After the Battle of Manilla, the Allies quickly advanced on Yamashita’s position. Japan surrendered on the 15th of August 1945. Yamashita’s men managed to hold out until the 2nd of September, when the general finally surrendered. Yamashita would later be tried and convicted of the crimes committed by the men under his command in the Philippines. Despite appeals to President Harry Truman for clemency, Tomoyuki Yamashita was hanged on the 23rd of February. If there was treasure hidden somewhere on the island of Luzon, the general took its location to his grave.

The story of Yamashita’s gold quickly spread. Treasure hunters from all over the world began to arrive in Luzon, hoping to discover the fabled treasure’s location. They all came away empty-handed, but that didn’t stop many others from trying.
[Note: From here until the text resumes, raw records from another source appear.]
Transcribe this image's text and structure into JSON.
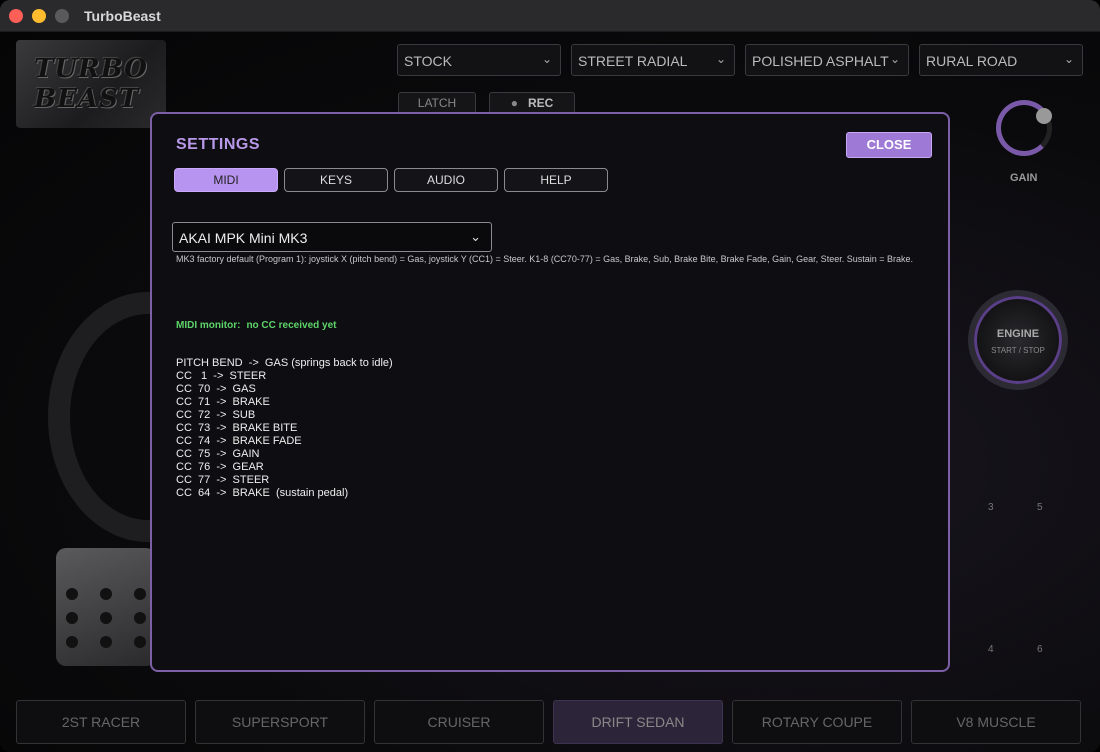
{
  "window": {
    "title": "TurboBeast"
  },
  "app": {
    "logo_text": "TURBO BEAST",
    "selectors": [
      {
        "value": "STOCK"
      },
      {
        "value": "STREET RADIAL"
      },
      {
        "value": "POLISHED ASPHALT"
      },
      {
        "value": "RURAL ROAD"
      }
    ],
    "latch_label": "LATCH",
    "rec_label": "REC",
    "gain_label": "GAIN",
    "engine": {
      "line1": "ENGINE",
      "line2": "START / STOP"
    },
    "side_numbers": [
      "3",
      "5",
      "4",
      "6"
    ],
    "cars": [
      {
        "label": "2ST RACER",
        "active": false
      },
      {
        "label": "SUPERSPORT",
        "active": false
      },
      {
        "label": "CRUISER",
        "active": false
      },
      {
        "label": "DRIFT SEDAN",
        "active": true
      },
      {
        "label": "ROTARY COUPE",
        "active": false
      },
      {
        "label": "V8 MUSCLE",
        "active": false
      }
    ]
  },
  "settings": {
    "title": "SETTINGS",
    "close_label": "CLOSE",
    "tabs": [
      {
        "label": "MIDI",
        "active": true
      },
      {
        "label": "KEYS",
        "active": false
      },
      {
        "label": "AUDIO",
        "active": false
      },
      {
        "label": "HELP",
        "active": false
      }
    ],
    "device": "AKAI MPK Mini MK3",
    "device_note": "MK3 factory default (Program 1): joystick X (pitch bend) = Gas, joystick Y (CC1) = Steer. K1-8 (CC70-77) = Gas, Brake, Sub, Brake Bite, Brake Fade, Gain, Gear, Steer. Sustain = Brake.",
    "monitor_label": "MIDI monitor:",
    "monitor_value": "no CC received yet",
    "mappings": [
      "PITCH BEND  ->  GAS (springs back to idle)",
      "CC   1  ->  STEER",
      "CC  70  ->  GAS",
      "CC  71  ->  BRAKE",
      "CC  72  ->  SUB",
      "CC  73  ->  BRAKE BITE",
      "CC  74  ->  BRAKE FADE",
      "CC  75  ->  GAIN",
      "CC  76  ->  GEAR",
      "CC  77  ->  STEER",
      "CC  64  ->  BRAKE  (sustain pedal)"
    ]
  }
}
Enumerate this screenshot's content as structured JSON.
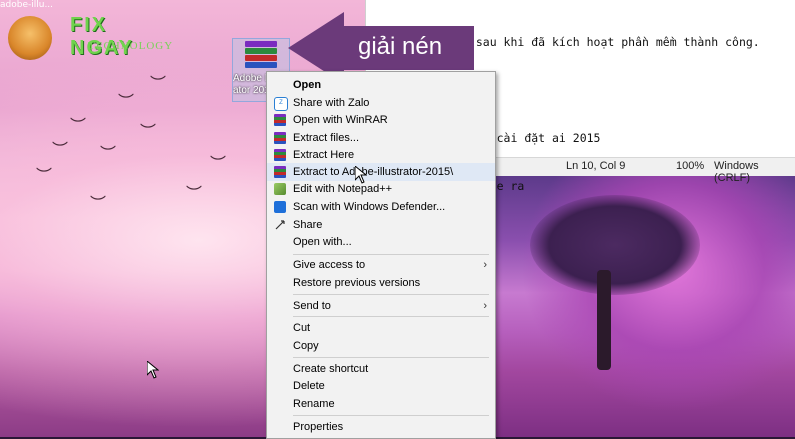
{
  "desktop": {
    "top_left_text": "adobe-illu...",
    "logo": {
      "name": "FIX NGAY",
      "tagline": "TECHNOLOGY"
    },
    "file": {
      "label_line1": "Adobe I",
      "label_line2": "ator 201"
    }
  },
  "notepad": {
    "lines": [
      "+ Không update sau khi đã kích hoạt phần mềm thành công.",
      "",
      "         iến hành cài đặt ai 2015",
      "         i nén file ra"
    ],
    "status": {
      "position": "Ln 10, Col 9",
      "zoom": "100%",
      "line_ending": "Windows (CRLF)"
    }
  },
  "annotation": {
    "text": "giải nén",
    "color": "#6b3a7a"
  },
  "context_menu": {
    "items": [
      {
        "id": "open",
        "label": "Open",
        "icon": "none",
        "bold": true
      },
      {
        "id": "share-zalo",
        "label": "Share with Zalo",
        "icon": "zalo-icon"
      },
      {
        "id": "open-winrar",
        "label": "Open with WinRAR",
        "icon": "winrar-icon"
      },
      {
        "id": "extract-files",
        "label": "Extract files...",
        "icon": "winrar-icon"
      },
      {
        "id": "extract-here",
        "label": "Extract Here",
        "icon": "winrar-icon"
      },
      {
        "id": "extract-to",
        "label": "Extract to Adobe-illustrator-2015\\",
        "icon": "winrar-icon",
        "hover": true
      },
      {
        "id": "edit-notepadpp",
        "label": "Edit with Notepad++",
        "icon": "notepadpp-icon"
      },
      {
        "id": "scan-defender",
        "label": "Scan with Windows Defender...",
        "icon": "defender-icon"
      },
      {
        "id": "share",
        "label": "Share",
        "icon": "share-icon"
      },
      {
        "id": "open-with",
        "label": "Open with...",
        "icon": "none"
      },
      {
        "id": "give-access",
        "label": "Give access to",
        "icon": "none",
        "submenu": true
      },
      {
        "id": "restore-prev",
        "label": "Restore previous versions",
        "icon": "none"
      },
      {
        "id": "send-to",
        "label": "Send to",
        "icon": "none",
        "submenu": true
      },
      {
        "id": "cut",
        "label": "Cut",
        "icon": "none"
      },
      {
        "id": "copy",
        "label": "Copy",
        "icon": "none"
      },
      {
        "id": "create-shortcut",
        "label": "Create shortcut",
        "icon": "none"
      },
      {
        "id": "delete",
        "label": "Delete",
        "icon": "none"
      },
      {
        "id": "rename",
        "label": "Rename",
        "icon": "none"
      },
      {
        "id": "properties",
        "label": "Properties",
        "icon": "none"
      }
    ]
  },
  "colors": {
    "menu_bg": "#f2f2f2",
    "menu_hover": "#dfe8f5",
    "logo_green": "#6fd34c"
  }
}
In the 1970s, treasure hunters were given new hope by the story of Rogelio Roxas. Roxas claimed that he had been given a map that showed the location of tunnel eight back in the 1960s by a former Japanese soldier. In 1971, Roxas said he had found the tunnel after digging for several years in the mountainous region of Baguio. Roxas claimed the tunnel was full of skeletons – the grisly remains of the soldiers and slaves Prince Takeda and Yamashita entombed back in 1945.

Roxas went on to claim he had found the treasure, including a large golden Buddha weighing at least a ton. Roxas claimed he had dragged the Buddha out of the tunnel and stashed it in his home along with a crate of gold bullion.

This is where things take a decidedly weird turn. It is said that the Filipino president, Ferdinand Marcos, got wind of Roxas’ discovery and sent government soldiers to break into his house to steal the Buddha and the gold. An outraged Roxas went to the press, hoping to shame the President into returning his treasure. Instead, he was imprisoned and tortured by government troops trying to learn the location of the tunnel. Roxas refused to reveal its whereabouts and languished in jail for several years as a result.

After his release from prison, Roxas kept quiet about his discovery for fear that talking about it might land him with another spell behind bars. It wasn’t until 1988 that Roxas - now the head of the Golden Buddha Corporation that held the rights to dig for the treasure - sued the exiled former president and his wife Imelda in a Hawaiian state court for the theft of the Buddha and the gold from his house, as well as for false imprisonment and human rights abuses. Roxas died just before the case finally went to court, but that didn’t stop the judge finding in Roxas’ favour, ordering Ferdinand and Imelda Marcos to pay the Roxas estate and the Golden Buddha Corporation the extraordinary sum of $22 billion in 1996.

Marcos appealed the decision and the order was reversed the following year on the grounds that there was not enough evidence of the treasure’s existence, but the former president was still ordered to pay the Roxas estate $6 million for the human rights abuses Roxas had suffered. Needless to say, neither Ferdinand nor Imelda Marcos ever paid a penny of the settlement.

So, did General Yamashita and Prince Takeda bury an enormous amount of treasure somewhere in the Philippines? Was - as one highly dubious conspiracy theory suggests - the treasure discovered and spirited away by the Americans to use as dark money in fighting the Cold War? Was it really discovered by Rogelio Roxas and stolen from him by Ferdinand Marcos? Indeed, did Marcos actually manage to recover the treasure and use it to fund his and his wife’s legendarily lavish lifestyles?

With the Lost Gold of WWII, we may finally have an answer about this elusive treasure.